CVS noted that Project Health events slated to be held in Houston are postponed because of the massive flooding and recovery efforts in the area from Hurricane Harvey. The company said it plans to reschedule the free health and wellness events when it’s safe to do so and the community will have greater access.
“Project Health is part of CVS Health’s commitment to improve access to health care and ensure that cost isn’t a barrier to important preventive services,” CVS Health chief medical officer Troyen Brennan said in a statement. “Our free health screenings can help identify health concerns or risk factors for participants who may not have access to care otherwise.”
Health assessments at CVS Project Health events include blood pressure, body mass index (BMI), glucose and total cholesterol screenings, which CVS said can help detect risk for chronic conditions such as diabetes, hypertension and heart disease.

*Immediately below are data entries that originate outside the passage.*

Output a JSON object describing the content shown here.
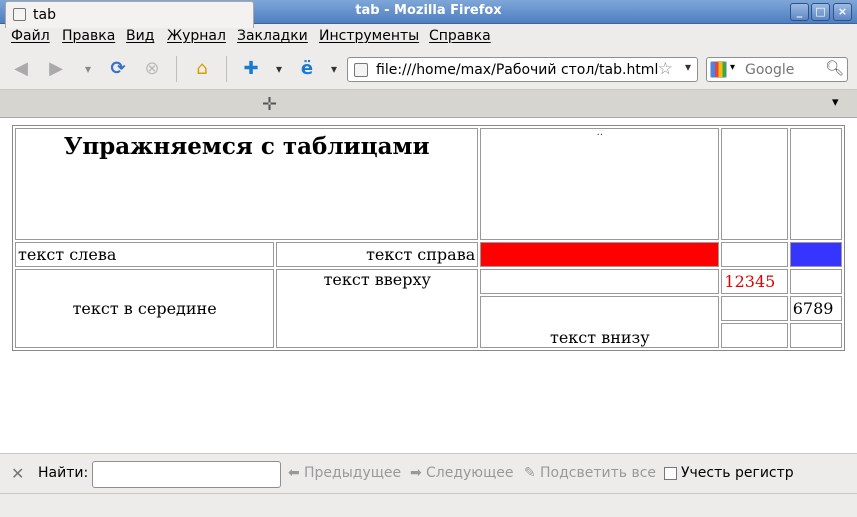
{
  "window": {
    "title": "tab - Mozilla Firefox"
  },
  "menu": [
    "Файл",
    "Правка",
    "Вид",
    "Журнал",
    "Закладки",
    "Инструменты",
    "Справка"
  ],
  "urlbar": {
    "value": "file:///home/max/Рабочий стол/tab.html"
  },
  "search": {
    "placeholder": "Google"
  },
  "tab": {
    "label": "tab"
  },
  "page": {
    "heading": "Упражняемся с таблицами",
    "dots": "..",
    "left_text": "текст слева",
    "right_text": "текст справа",
    "middle_text": "текст в середине",
    "top_text": "текст вверху",
    "bottom_text": "текст внизу",
    "num1": "12345",
    "num2": "6789",
    "colors": {
      "red": "#ff0000",
      "blue": "#3535ff",
      "num1": "#e00000"
    }
  },
  "findbar": {
    "label": "Найти:",
    "prev": "Предыдущее",
    "next": "Следующее",
    "highlight": "Подсветить все",
    "match_case": "Учесть регистр"
  }
}
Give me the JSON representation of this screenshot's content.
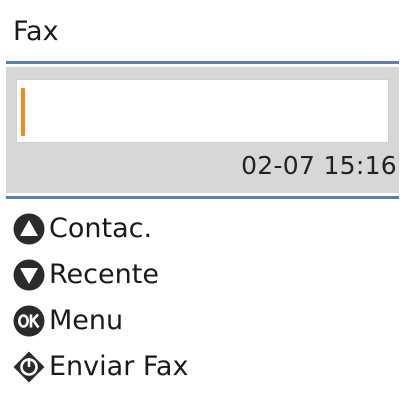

Once screened, patients have access to on-site consultations with bilingual nurse practitioners or physician assistants, who will analyze results and can refer patients needing additional care and follow-up to no-cost or low-cost medical facilities nearby or to their primary care doctor.
Attesting to the value of preventive care, CVS cited Centers for Disease Control and Prevention research finding that one in two Americans has at least one chronic illness, and 85% of U.S. health care dollars spent annually on care for these diseases.
CVS said last year’s Project Health events detected high rates of specific treatable conditions among participants, with 49% found to be overweight or obese, 39% having abnormal blood pressure readings, 31% having had abnormal glucose readings and 38% found to have abnormal cholesterol levels.
“These chronic conditions, which can often be life-threatening, can be treated very effectively when identified early, helping to improve a patient’s health and well-being, as well as reducing costs for both the patient and the overall health care delivery system,” according to Brennan.
This year, CVS is partnering with YMCAs in Houston, Atlanta and Los Angeles to urge their members to participate in Project Health screenings. “The Y shares CVS Health’s goal to deliver preventive care, like screenings, in places where access is a barrier,” commented Kevin Washington, president and chief executive officer of YMCA of the USA. “Taking health care out of clinical settings and putting it into our neighborhoods can save lives, reduce costs and make our communities stronger.”
Since its inception in 2006, Project Health has provided more than $117 million in free health care services to over 887,000 people, many of whom lack access to preventive care services, CVS said.